Problem statement: Search the data for "Ethernet". Each line containing it is to be copied.

Items from a data source
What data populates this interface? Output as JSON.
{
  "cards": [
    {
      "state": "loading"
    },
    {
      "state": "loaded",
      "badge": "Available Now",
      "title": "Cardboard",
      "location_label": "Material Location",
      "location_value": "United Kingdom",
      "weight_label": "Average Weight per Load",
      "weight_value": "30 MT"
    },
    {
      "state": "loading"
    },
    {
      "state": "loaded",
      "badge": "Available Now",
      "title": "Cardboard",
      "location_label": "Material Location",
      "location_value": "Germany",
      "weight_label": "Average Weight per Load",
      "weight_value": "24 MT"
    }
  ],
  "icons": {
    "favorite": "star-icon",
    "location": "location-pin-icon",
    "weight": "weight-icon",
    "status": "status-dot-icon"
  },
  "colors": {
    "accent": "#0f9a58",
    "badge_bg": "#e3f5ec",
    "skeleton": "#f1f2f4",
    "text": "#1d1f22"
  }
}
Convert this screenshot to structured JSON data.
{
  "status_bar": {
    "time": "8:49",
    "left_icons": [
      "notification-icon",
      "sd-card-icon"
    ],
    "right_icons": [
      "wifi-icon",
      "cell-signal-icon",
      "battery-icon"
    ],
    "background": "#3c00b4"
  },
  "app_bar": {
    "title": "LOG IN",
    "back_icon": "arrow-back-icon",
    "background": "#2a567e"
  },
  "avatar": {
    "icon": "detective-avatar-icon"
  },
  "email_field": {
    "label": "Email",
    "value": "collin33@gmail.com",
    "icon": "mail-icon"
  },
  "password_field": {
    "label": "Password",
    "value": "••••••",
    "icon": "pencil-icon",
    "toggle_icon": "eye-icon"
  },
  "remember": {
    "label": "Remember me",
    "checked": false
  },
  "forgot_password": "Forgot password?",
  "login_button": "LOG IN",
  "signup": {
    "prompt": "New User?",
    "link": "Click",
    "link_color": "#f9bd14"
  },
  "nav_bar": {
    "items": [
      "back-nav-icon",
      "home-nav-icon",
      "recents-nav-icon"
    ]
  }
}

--

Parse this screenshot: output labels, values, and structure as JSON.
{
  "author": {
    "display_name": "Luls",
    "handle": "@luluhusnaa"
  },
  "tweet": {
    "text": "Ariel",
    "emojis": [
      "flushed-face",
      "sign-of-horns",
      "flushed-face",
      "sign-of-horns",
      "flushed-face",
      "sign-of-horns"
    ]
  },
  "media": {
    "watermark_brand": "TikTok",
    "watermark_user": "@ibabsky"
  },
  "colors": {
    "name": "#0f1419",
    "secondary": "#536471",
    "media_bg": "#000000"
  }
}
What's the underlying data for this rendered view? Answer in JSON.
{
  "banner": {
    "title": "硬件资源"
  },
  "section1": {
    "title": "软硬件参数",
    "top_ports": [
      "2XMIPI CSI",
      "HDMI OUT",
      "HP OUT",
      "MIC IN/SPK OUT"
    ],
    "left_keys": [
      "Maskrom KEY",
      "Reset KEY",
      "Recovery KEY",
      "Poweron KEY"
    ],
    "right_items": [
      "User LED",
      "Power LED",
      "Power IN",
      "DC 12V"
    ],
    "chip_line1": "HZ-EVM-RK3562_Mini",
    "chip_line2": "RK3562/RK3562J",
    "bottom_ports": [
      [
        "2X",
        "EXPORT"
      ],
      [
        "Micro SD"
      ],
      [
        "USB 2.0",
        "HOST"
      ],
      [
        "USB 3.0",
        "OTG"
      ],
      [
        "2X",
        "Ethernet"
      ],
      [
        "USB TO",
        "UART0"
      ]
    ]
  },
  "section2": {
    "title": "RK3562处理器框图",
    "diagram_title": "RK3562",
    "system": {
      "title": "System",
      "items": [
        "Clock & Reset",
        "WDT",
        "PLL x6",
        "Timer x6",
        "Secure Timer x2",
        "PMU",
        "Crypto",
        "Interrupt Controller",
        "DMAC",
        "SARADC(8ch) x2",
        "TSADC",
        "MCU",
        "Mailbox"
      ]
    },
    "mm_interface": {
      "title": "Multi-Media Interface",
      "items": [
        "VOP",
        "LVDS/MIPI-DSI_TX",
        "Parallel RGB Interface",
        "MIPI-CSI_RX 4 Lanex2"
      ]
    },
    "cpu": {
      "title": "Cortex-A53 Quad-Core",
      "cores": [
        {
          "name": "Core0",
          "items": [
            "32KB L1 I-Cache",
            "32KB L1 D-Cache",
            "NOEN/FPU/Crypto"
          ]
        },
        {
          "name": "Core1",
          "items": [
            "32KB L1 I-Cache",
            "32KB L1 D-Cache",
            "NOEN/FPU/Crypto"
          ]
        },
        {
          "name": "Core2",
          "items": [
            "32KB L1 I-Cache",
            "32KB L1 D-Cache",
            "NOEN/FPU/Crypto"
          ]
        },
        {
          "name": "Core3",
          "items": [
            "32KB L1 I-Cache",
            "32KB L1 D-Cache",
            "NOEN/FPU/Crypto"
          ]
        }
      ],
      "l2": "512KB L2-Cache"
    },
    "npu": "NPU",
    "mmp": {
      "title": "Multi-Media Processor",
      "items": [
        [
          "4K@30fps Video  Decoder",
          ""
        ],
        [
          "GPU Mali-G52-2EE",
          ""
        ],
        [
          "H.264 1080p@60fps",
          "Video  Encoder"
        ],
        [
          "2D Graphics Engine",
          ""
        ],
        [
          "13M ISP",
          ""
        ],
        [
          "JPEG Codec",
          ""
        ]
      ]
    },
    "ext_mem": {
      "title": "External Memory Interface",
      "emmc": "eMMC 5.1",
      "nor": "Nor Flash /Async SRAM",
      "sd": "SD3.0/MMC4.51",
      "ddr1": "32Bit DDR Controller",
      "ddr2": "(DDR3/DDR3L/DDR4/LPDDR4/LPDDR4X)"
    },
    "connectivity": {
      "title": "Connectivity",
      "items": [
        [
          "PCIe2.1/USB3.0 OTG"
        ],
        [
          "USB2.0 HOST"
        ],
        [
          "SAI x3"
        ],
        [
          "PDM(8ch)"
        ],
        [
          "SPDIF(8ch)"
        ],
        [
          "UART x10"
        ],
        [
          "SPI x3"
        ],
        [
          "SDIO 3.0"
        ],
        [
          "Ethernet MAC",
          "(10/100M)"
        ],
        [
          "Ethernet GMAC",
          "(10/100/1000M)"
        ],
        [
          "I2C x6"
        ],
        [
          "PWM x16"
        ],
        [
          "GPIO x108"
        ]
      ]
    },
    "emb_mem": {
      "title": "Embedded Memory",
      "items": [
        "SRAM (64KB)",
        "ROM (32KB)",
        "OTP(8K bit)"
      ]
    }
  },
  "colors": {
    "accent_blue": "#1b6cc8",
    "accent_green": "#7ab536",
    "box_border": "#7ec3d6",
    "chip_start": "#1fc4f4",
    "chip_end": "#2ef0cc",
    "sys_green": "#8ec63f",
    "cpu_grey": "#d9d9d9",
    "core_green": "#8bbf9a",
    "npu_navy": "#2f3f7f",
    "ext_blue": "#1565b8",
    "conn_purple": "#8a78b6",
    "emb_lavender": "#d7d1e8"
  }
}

Exercise output:
        "Ethernet"
          "Ethernet MAC",
          "Ethernet GMAC",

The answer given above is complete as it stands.